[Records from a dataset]

■ ■ ■ ■ ■

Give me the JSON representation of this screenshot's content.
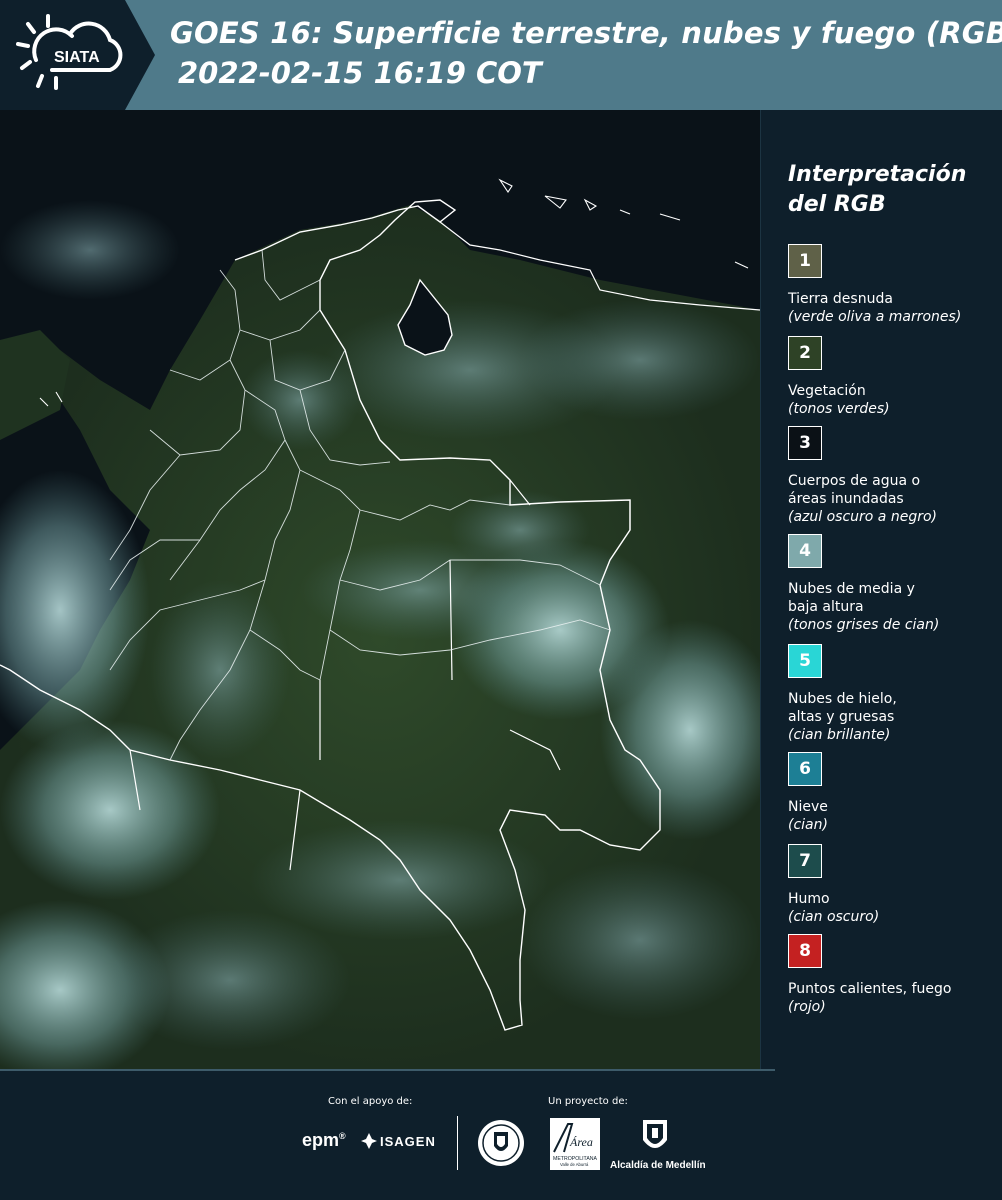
{
  "header": {
    "logo_text": "SIATA",
    "title_line1": "GOES 16: Superficie terrestre, nubes y fuego (RGB)",
    "title_line2": "2022-02-15 16:19 COT",
    "band_color": "#4f7a8a"
  },
  "map": {
    "description_icon": "satellite-rgb-map",
    "boundary_color": "#ffffff"
  },
  "legend": {
    "title_line1": "Interpretación",
    "title_line2": "del RGB",
    "items": [
      {
        "number": "1",
        "color": "#5f6148",
        "label_lines": [
          "Tierra desnuda"
        ],
        "sub": "(verde oliva a marrones)"
      },
      {
        "number": "2",
        "color": "#2e4226",
        "label_lines": [
          "Vegetación"
        ],
        "sub": "(tonos verdes)"
      },
      {
        "number": "3",
        "color": "#0b1116",
        "label_lines": [
          "Cuerpos de agua o",
          "áreas inundadas"
        ],
        "sub": "(azul oscuro a negro)"
      },
      {
        "number": "4",
        "color": "#7fa9ab",
        "label_lines": [
          "Nubes de media y",
          "baja altura"
        ],
        "sub": "(tonos grises de cian)"
      },
      {
        "number": "5",
        "color": "#29d6d6",
        "label_lines": [
          "Nubes de hielo,",
          "altas y gruesas"
        ],
        "sub": "(cian brillante)"
      },
      {
        "number": "6",
        "color": "#1d7f95",
        "label_lines": [
          "Nieve"
        ],
        "sub": "(cian)"
      },
      {
        "number": "7",
        "color": "#1d4c4c",
        "label_lines": [
          "Humo"
        ],
        "sub": "(cian oscuro)"
      },
      {
        "number": "8",
        "color": "#c42121",
        "label_lines": [
          "Puntos calientes, fuego"
        ],
        "sub": "(rojo)"
      }
    ]
  },
  "footer": {
    "support_label": "Con el apoyo de:",
    "project_label": "Un proyecto de:",
    "epm": "epm",
    "epm_mark": "®",
    "isagen": "ISAGEN",
    "area_text": "Área",
    "area_sub": "METROPOLITANA",
    "area_sub2": "Valle de Aburrá",
    "alcaldia": "Alcaldía de Medellín"
  }
}
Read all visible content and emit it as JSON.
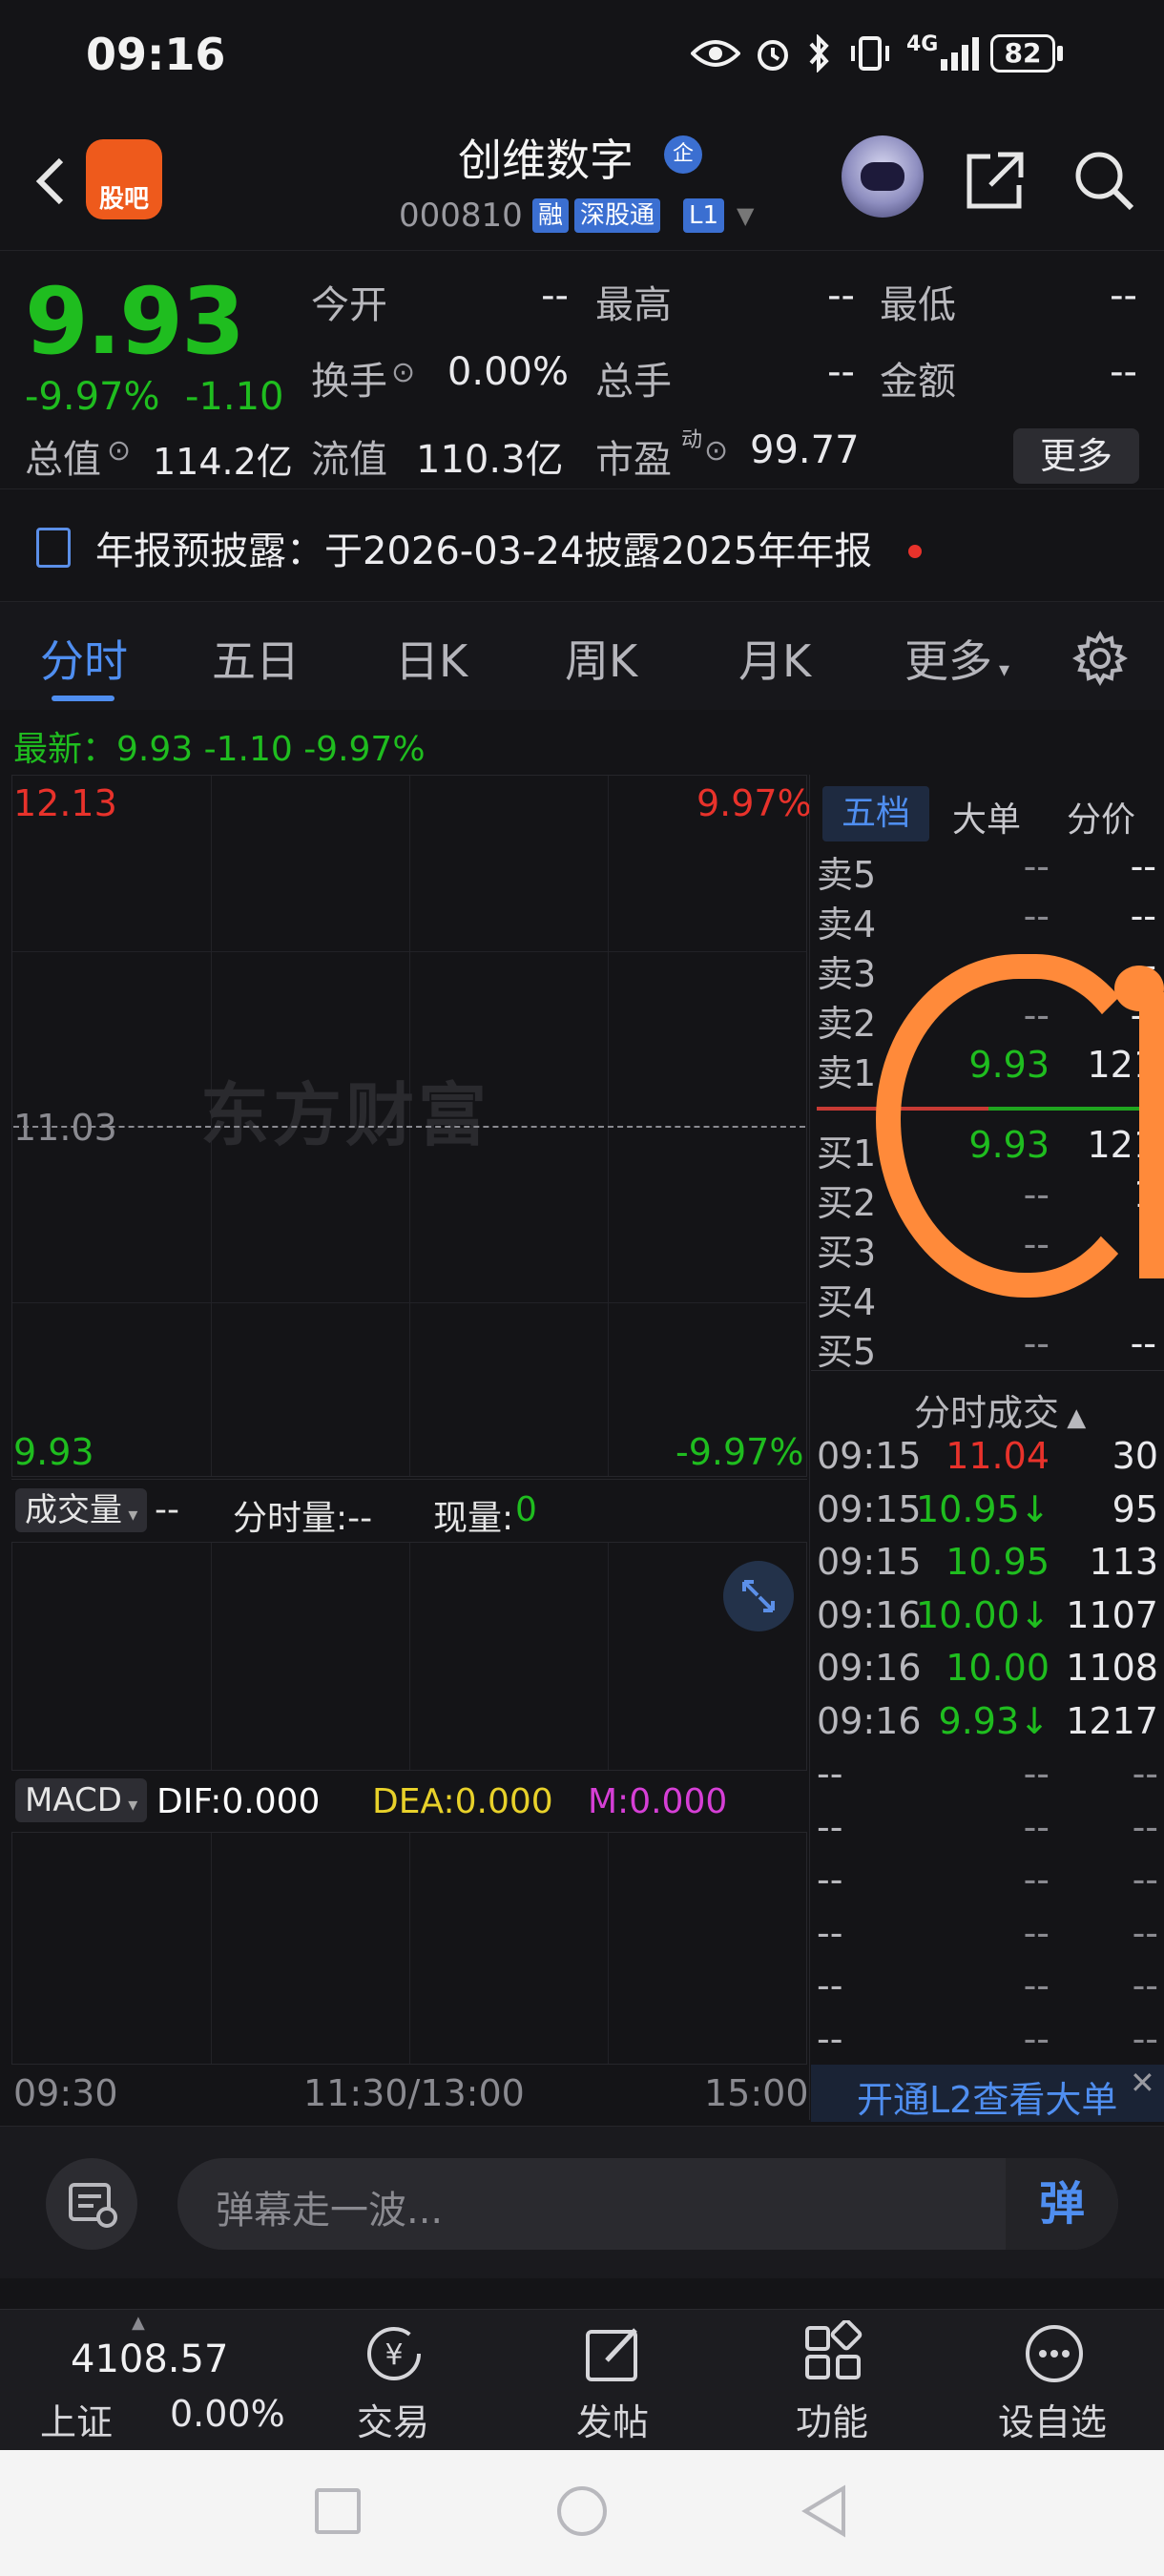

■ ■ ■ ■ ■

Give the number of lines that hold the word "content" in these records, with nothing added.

— RESPONSE —
2